Okay, maybe the feeling did not occur so suddenly, but it has suddenly become apparent to me. I think a combination of things has led me to this conclusion. For starters, I've watched Pride and Prejudice, the 2005 version with Keira Knightly and Matthew MacFadyen, twice through in the past week (once with the commentary). I really like how it was filmed. It's full of beautiful one-shot scenes and great music. And, of course, Jane Austen's Pride and Prejudice is one of my favorite books.
I've also been reading The Blind Side by Michael Lewis, after having watched the movie. It has surprised me with how much football background the author uses (two whole chapters to start), because the movie seems to target a completely different (more feminine?) audience than the book. I'm not finished with it though, so I can't judge it in it's entirety yet.
Another chunk of my time lately has been spent reading Screenwriters on Screenwriting by Joel Engel. In Engel's conversations with Ted Tally (writer of screeplay adaptations for Silence of the Lambs and All the Pretty Horses), the two talk about why book adaptations can be useful in gaining an audience with film producers.
"Somebody already published this book, so it must have something -- at least, that's what they figure. Even if they haven't read it, they assume there must be something to it; there are at least existing stories and characters.

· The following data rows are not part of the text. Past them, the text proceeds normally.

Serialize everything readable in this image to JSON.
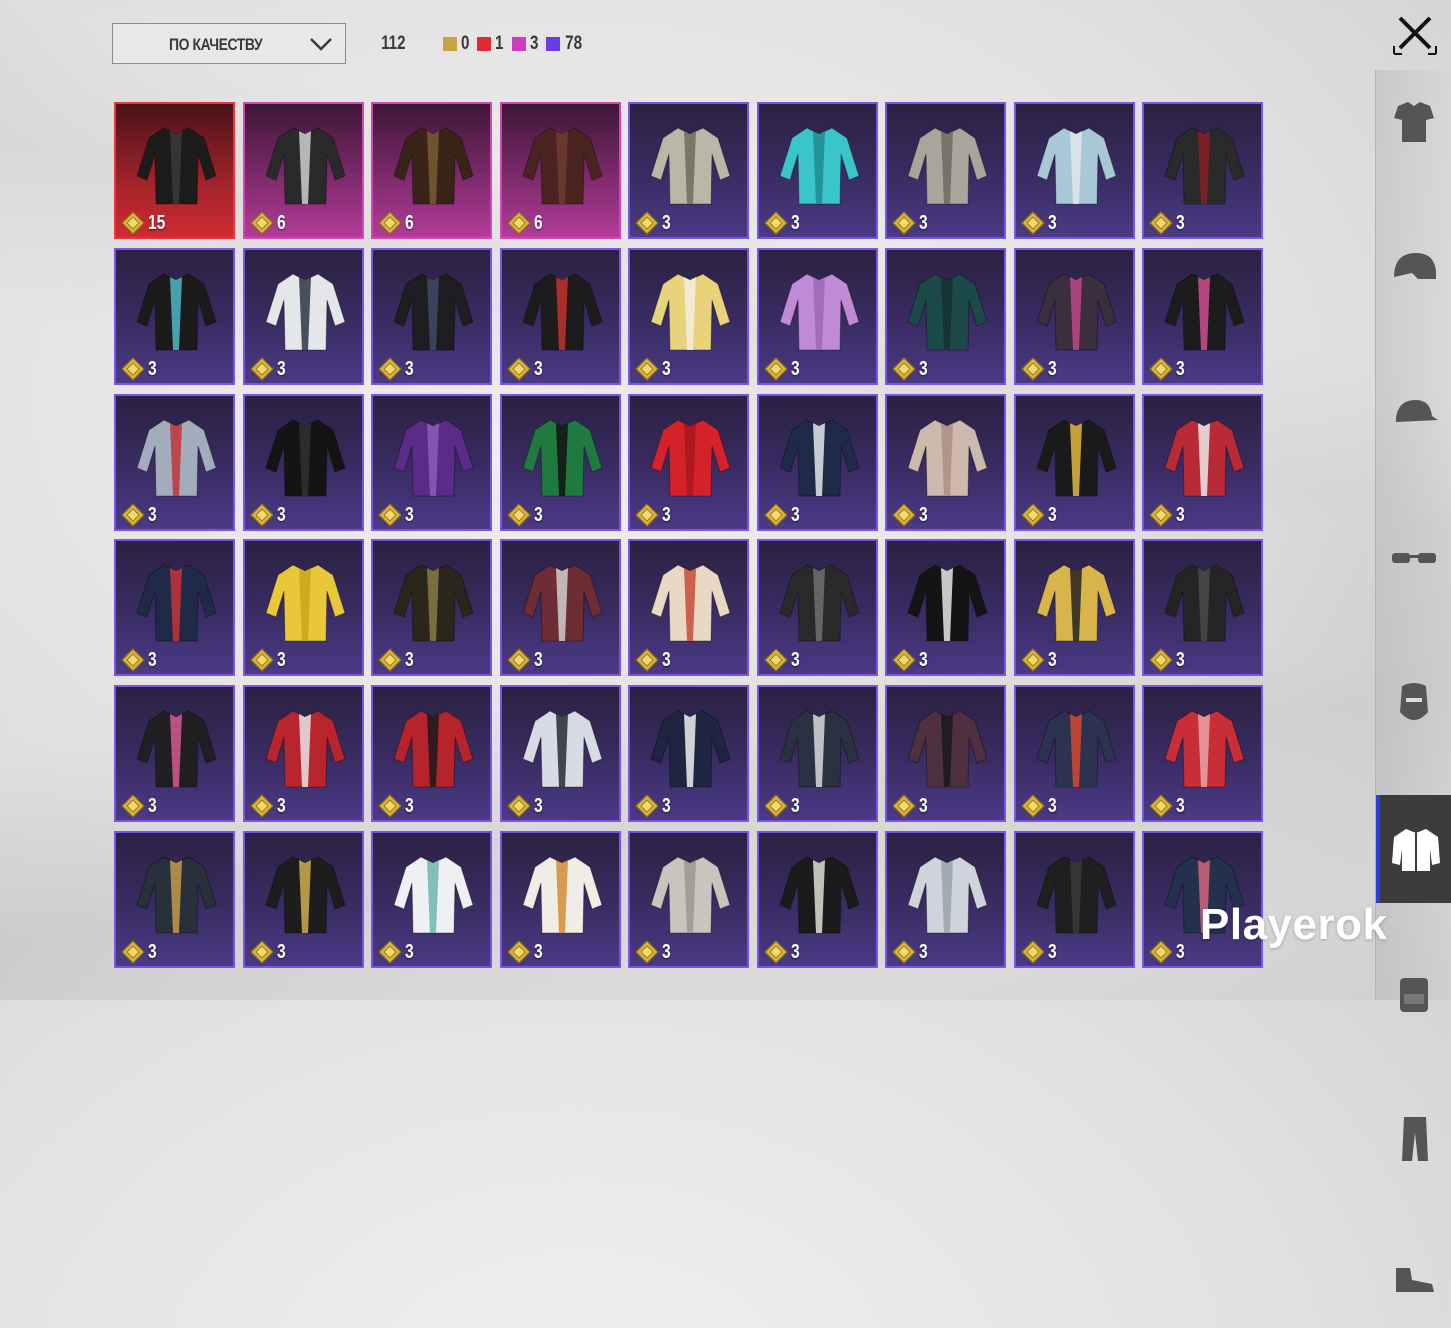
{
  "sort": {
    "label": "ПО КАЧЕСТВУ"
  },
  "counts": {
    "total": "112",
    "chips": [
      {
        "value": "0",
        "color": "#c9a447"
      },
      {
        "value": "1",
        "color": "#e02a33"
      },
      {
        "value": "3",
        "color": "#cf3dbd"
      },
      {
        "value": "78",
        "color": "#6a3de4"
      }
    ]
  },
  "items": [
    {
      "qty": "15",
      "quality": "red",
      "icon": "black-trench-coat"
    },
    {
      "qty": "6",
      "quality": "pink",
      "icon": "graffiti-bomber-jacket"
    },
    {
      "qty": "6",
      "quality": "pink",
      "icon": "hooded-long-coat"
    },
    {
      "qty": "6",
      "quality": "pink",
      "icon": "red-long-coat"
    },
    {
      "qty": "3",
      "quality": "purple",
      "icon": "camo-jacket"
    },
    {
      "qty": "3",
      "quality": "purple",
      "icon": "cyan-hoodie"
    },
    {
      "qty": "3",
      "quality": "purple",
      "icon": "grey-hoodie"
    },
    {
      "qty": "3",
      "quality": "purple",
      "icon": "floral-shirt"
    },
    {
      "qty": "3",
      "quality": "purple",
      "icon": "red-scarf-top"
    },
    {
      "qty": "3",
      "quality": "purple",
      "icon": "black-pubg-hoodie"
    },
    {
      "qty": "3",
      "quality": "purple",
      "icon": "white-kimono-jacket"
    },
    {
      "qty": "3",
      "quality": "purple",
      "icon": "black-harness"
    },
    {
      "qty": "3",
      "quality": "purple",
      "icon": "red-flame-jacket"
    },
    {
      "qty": "3",
      "quality": "purple",
      "icon": "yellow-jacket"
    },
    {
      "qty": "3",
      "quality": "purple",
      "icon": "lilac-crop-hoodie"
    },
    {
      "qty": "3",
      "quality": "purple",
      "icon": "green-hoodie"
    },
    {
      "qty": "3",
      "quality": "purple",
      "icon": "armor-vest"
    },
    {
      "qty": "3",
      "quality": "purple",
      "icon": "black-pink-jacket"
    },
    {
      "qty": "3",
      "quality": "purple",
      "icon": "denim-jacket"
    },
    {
      "qty": "3",
      "quality": "purple",
      "icon": "black-gear"
    },
    {
      "qty": "3",
      "quality": "purple",
      "icon": "purple-sleeves"
    },
    {
      "qty": "3",
      "quality": "purple",
      "icon": "green-hooded-armor"
    },
    {
      "qty": "3",
      "quality": "purple",
      "icon": "red-ducati-hoodie"
    },
    {
      "qty": "3",
      "quality": "purple",
      "icon": "navy-tshirt"
    },
    {
      "qty": "3",
      "quality": "purple",
      "icon": "bandage-wrap"
    },
    {
      "qty": "3",
      "quality": "purple",
      "icon": "black-gold-hoodie"
    },
    {
      "qty": "3",
      "quality": "purple",
      "icon": "red-white-jacket"
    },
    {
      "qty": "3",
      "quality": "purple",
      "icon": "navy-red-jacket"
    },
    {
      "qty": "3",
      "quality": "purple",
      "icon": "yellow-raincoat"
    },
    {
      "qty": "3",
      "quality": "purple",
      "icon": "black-gold-jacket"
    },
    {
      "qty": "3",
      "quality": "purple",
      "icon": "maroon-leather-jacket"
    },
    {
      "qty": "3",
      "quality": "purple",
      "icon": "clown-shirt"
    },
    {
      "qty": "3",
      "quality": "purple",
      "icon": "black-hooded-coat"
    },
    {
      "qty": "3",
      "quality": "purple",
      "icon": "walker-hoodie"
    },
    {
      "qty": "3",
      "quality": "purple",
      "icon": "gold-black-jacket"
    },
    {
      "qty": "3",
      "quality": "purple",
      "icon": "black-leather-jacket"
    },
    {
      "qty": "3",
      "quality": "purple",
      "icon": "black-pink-trim-jacket"
    },
    {
      "qty": "3",
      "quality": "purple",
      "icon": "red-hooded-cloak"
    },
    {
      "qty": "3",
      "quality": "purple",
      "icon": "red-hooded-jacket"
    },
    {
      "qty": "3",
      "quality": "purple",
      "icon": "white-hooded-coat"
    },
    {
      "qty": "3",
      "quality": "purple",
      "icon": "navy-suit-jacket"
    },
    {
      "qty": "3",
      "quality": "purple",
      "icon": "dark-hooded-jacket"
    },
    {
      "qty": "3",
      "quality": "purple",
      "icon": "maroon-hooded-jacket"
    },
    {
      "qty": "3",
      "quality": "purple",
      "icon": "joker-jacket"
    },
    {
      "qty": "3",
      "quality": "purple",
      "icon": "red-floral-shirt"
    },
    {
      "qty": "3",
      "quality": "purple",
      "icon": "dark-floral-tied-shirt"
    },
    {
      "qty": "3",
      "quality": "purple",
      "icon": "black-gold-tied-shirt"
    },
    {
      "qty": "3",
      "quality": "purple",
      "icon": "white-tattoo-shirt"
    },
    {
      "qty": "3",
      "quality": "purple",
      "icon": "white-orange-shirt"
    },
    {
      "qty": "3",
      "quality": "purple",
      "icon": "white-tied-shirt"
    },
    {
      "qty": "3",
      "quality": "purple",
      "icon": "skull-vest-jacket"
    },
    {
      "qty": "3",
      "quality": "purple",
      "icon": "white-lab-coat"
    },
    {
      "qty": "3",
      "quality": "purple",
      "icon": "black-military-jacket"
    },
    {
      "qty": "3",
      "quality": "purple",
      "icon": "floral-suit-jacket"
    }
  ],
  "sidebar": [
    {
      "name": "outfit-tab",
      "icon": "outfit-icon"
    },
    {
      "name": "helmet-tab",
      "icon": "helmet-icon"
    },
    {
      "name": "hat-tab",
      "icon": "cap-icon"
    },
    {
      "name": "glasses-tab",
      "icon": "glasses-icon"
    },
    {
      "name": "mask-tab",
      "icon": "mask-icon"
    },
    {
      "name": "jacket-tab",
      "icon": "jacket-icon",
      "active": true
    },
    {
      "name": "backpack-tab",
      "icon": "backpack-icon"
    },
    {
      "name": "pants-tab",
      "icon": "pants-icon"
    },
    {
      "name": "shoes-tab",
      "icon": "shoes-icon"
    }
  ],
  "watermark": "Playerok",
  "colors": {
    "purple_border": "#7d52e6",
    "red_border": "#e8353f",
    "pink_border": "#d644b5",
    "sidebar_active_accent": "#2b3fe0"
  }
}
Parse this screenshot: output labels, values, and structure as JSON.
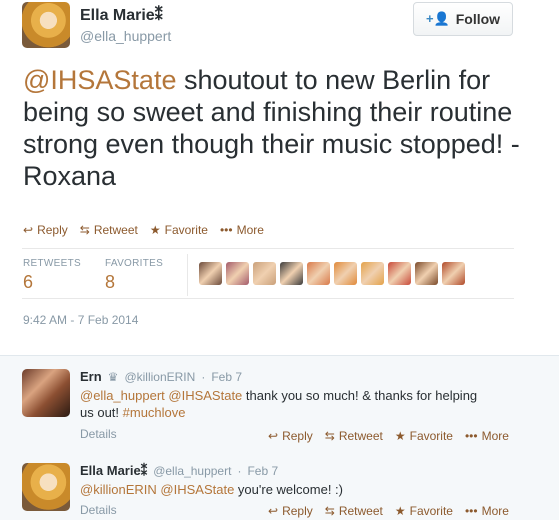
{
  "colors": {
    "link": "#b4763a",
    "actions": "#8c5a2e",
    "muted": "#8899a6",
    "text": "#292f33"
  },
  "tweet": {
    "display_name": "Ella Marie⁑",
    "handle": "@ella_huppert",
    "follow_label": "Follow",
    "mention": "@IHSAState",
    "text_after_mention": " shoutout to new Berlin for being so sweet and finishing their routine strong even though their music stopped! - Roxana",
    "actions": {
      "reply": "Reply",
      "retweet": "Retweet",
      "favorite": "Favorite",
      "more": "More"
    },
    "stats": {
      "retweets_label": "RETWEETS",
      "retweets": "6",
      "favorites_label": "FAVORITES",
      "favorites": "8"
    },
    "timestamp": "9:42 AM - 7 Feb 2014"
  },
  "favoriters": [
    {
      "icon": "avatar-1",
      "color": "#6b4a3a"
    },
    {
      "icon": "avatar-2",
      "color": "#a35a6a"
    },
    {
      "icon": "avatar-3",
      "color": "#c9a07a"
    },
    {
      "icon": "avatar-4",
      "color": "#3a3a3a"
    },
    {
      "icon": "avatar-5",
      "color": "#d97a4a"
    },
    {
      "icon": "avatar-6",
      "color": "#e08a3a"
    },
    {
      "icon": "avatar-7",
      "color": "#e3a24a"
    },
    {
      "icon": "avatar-8",
      "color": "#c84a3a"
    },
    {
      "icon": "avatar-9",
      "color": "#7a4a2a"
    },
    {
      "icon": "avatar-10",
      "color": "#b04a2a"
    }
  ],
  "replies": [
    {
      "name": "Ern",
      "badge": "♛",
      "handle": "@killionERIN",
      "date": "Feb 7",
      "m1": "@ella_huppert",
      "m2": "@IHSAState",
      "text_mid": " thank you so much! & thanks for helping us out! ",
      "hashtag": "#muchlove",
      "details": "Details",
      "actions": {
        "reply": "Reply",
        "retweet": "Retweet",
        "favorite": "Favorite",
        "more": "More"
      }
    },
    {
      "name": "Ella Marie⁑",
      "handle": "@ella_huppert",
      "date": "Feb 7",
      "m1": "@killionERIN",
      "m2": "@IHSAState",
      "text_end": " you're welcome! :)",
      "details": "Details",
      "actions": {
        "reply": "Reply",
        "retweet": "Retweet",
        "favorite": "Favorite",
        "more": "More"
      }
    }
  ]
}
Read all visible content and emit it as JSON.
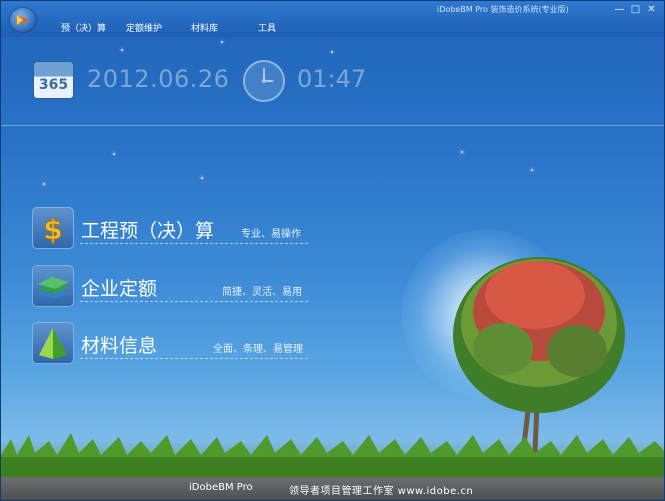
{
  "window": {
    "title": "iDobeBM Pro  装饰造价系统(专业版)",
    "minimize_label": "—",
    "maximize_label": "□",
    "close_label": "✕"
  },
  "menu": [
    {
      "label": "预（决）算"
    },
    {
      "label": "定额维护"
    },
    {
      "label": "材料库"
    },
    {
      "label": "工具"
    }
  ],
  "calendar_icon_text": "365",
  "date": "2012.06.26",
  "time": "01:47",
  "features": [
    {
      "title": "工程预（决）算",
      "desc": "专业、易操作",
      "icon": "dollar-icon"
    },
    {
      "title": "企业定额",
      "desc": "简捷、灵活、易用",
      "icon": "books-icon"
    },
    {
      "title": "材料信息",
      "desc": "全面、条理、易管理",
      "icon": "pyramid-icon"
    }
  ],
  "footer": {
    "product": "iDobeBM Pro",
    "studio": "领导者项目管理工作室 www.idobe.cn"
  },
  "colors": {
    "sky_top": "#1f63b9",
    "sky_bottom": "#7dbbe9",
    "footer_bg": "#5a5c5d",
    "text_muted": "#7fa6d2"
  }
}
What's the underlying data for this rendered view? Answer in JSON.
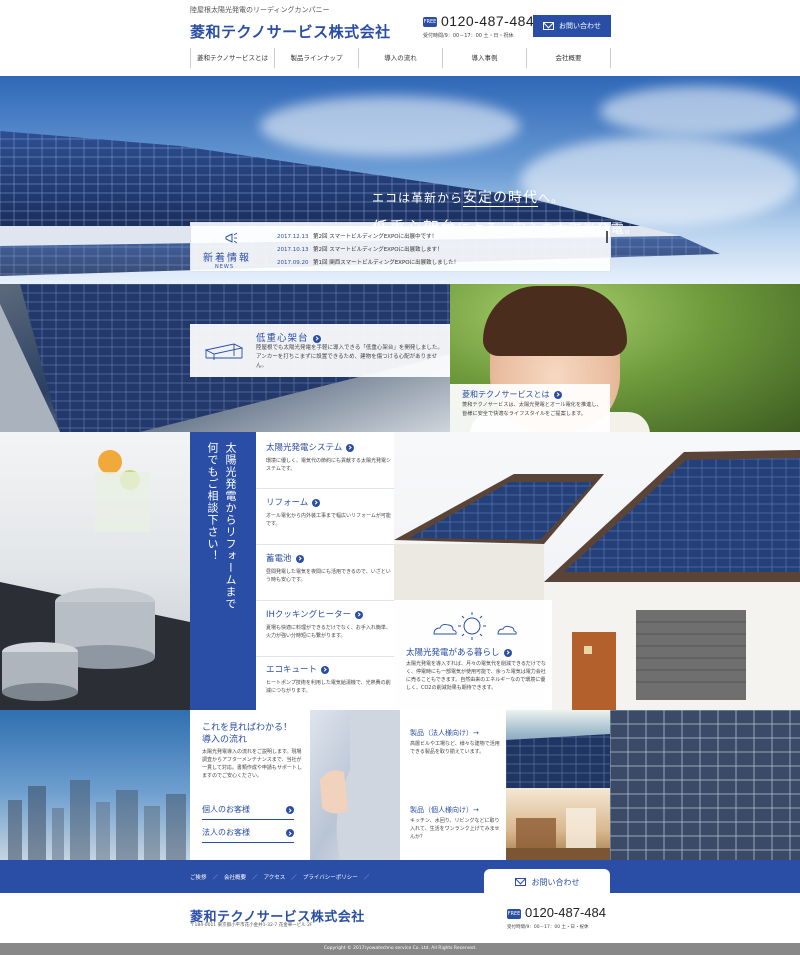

I think the vision of the original writer gets monkeyed with less; therefore, an adaptation is more likely to be made than an original script."
If you are an avid reader, your mind is probably screaming "Why? The book is always better!", which is an honest reaction to many movies. However, I urge to to rethink the way you look at the two. Books and movies are two completely different mediums. Trying to make them look exactly the same is like an artist trying to carve a sculpture using paintbrushes. You have to use different tools to make a movie than you do to write a book.
The simple truth is, adapting a novel is a great skill to hone for a screenwriter. At the least, it's great practice, because it takes some of the pressure off from having to create a story and characters. You just have to figure out how to put them on the screen. I really enjoy coming up with stories "from scratch", but the process of adaptation seems to be a wonderful way to test my technical screenwriting skills.
As of today, I'm halfway through writing a short film (a funny peice currently titled "Strike Me Now"), and I have about five scenes of a feature length written, too (and the rest mapped out in paragraphs and outlines). There are other stories floating around, somewhere between my brain and my computer, that need to be developed more, too. But, now that I've come to the conclusion that I'd like to try my hand at adapting a novel, I need to figure out which book I want to study for a few months.
I'd like something new, geared toward young adults or teens, but not having anything to do with vampires. Actually, a simple but realistic tale of life on Earth would be great. Any suggestions?
The one that I'm thinking of doing is a book by Melody Carlson called Just Another Girl. It's a 224 page young adult novel. I read it several months back, to get a feel for the genre. The official description on Amazon.com is below:
Aster Flynn is stuck. She has to spend all of her "free" time with her younger sister, Lily, who, though fifteen, is mentally handicapped. At age seventeen, Aster should be hanging out with friends, dating boys, and working at a fun job. But her dad's MIA, her mom is always at work, and her older sister Rose is too self-centered to give her any help. It's not that Aster doesn't love Lily--it's just that for once she'd like to be able to be a normal teenager. So when a cute popular guy seems to take an interest in her, Aster hatches a plan. Somehow she has to get her workaholic mom and deadbeat dad to be the parents Lily needs so that Aster can have a life of her own. But can she ever get her parents to start acting like adults? Is this new guy worth the trouble? And, most importantly, will Lily get hurt in the process? With its real-life characters and struggles, Just Another Girl will immediately draw teen girls in. Author Melody Carlson knows how to write to girls just where they are.
What do you think? Should I go for "Just Another Girl"? Or, have you read any other books lately that you think would make a great movie? I'd love to hear some feedback!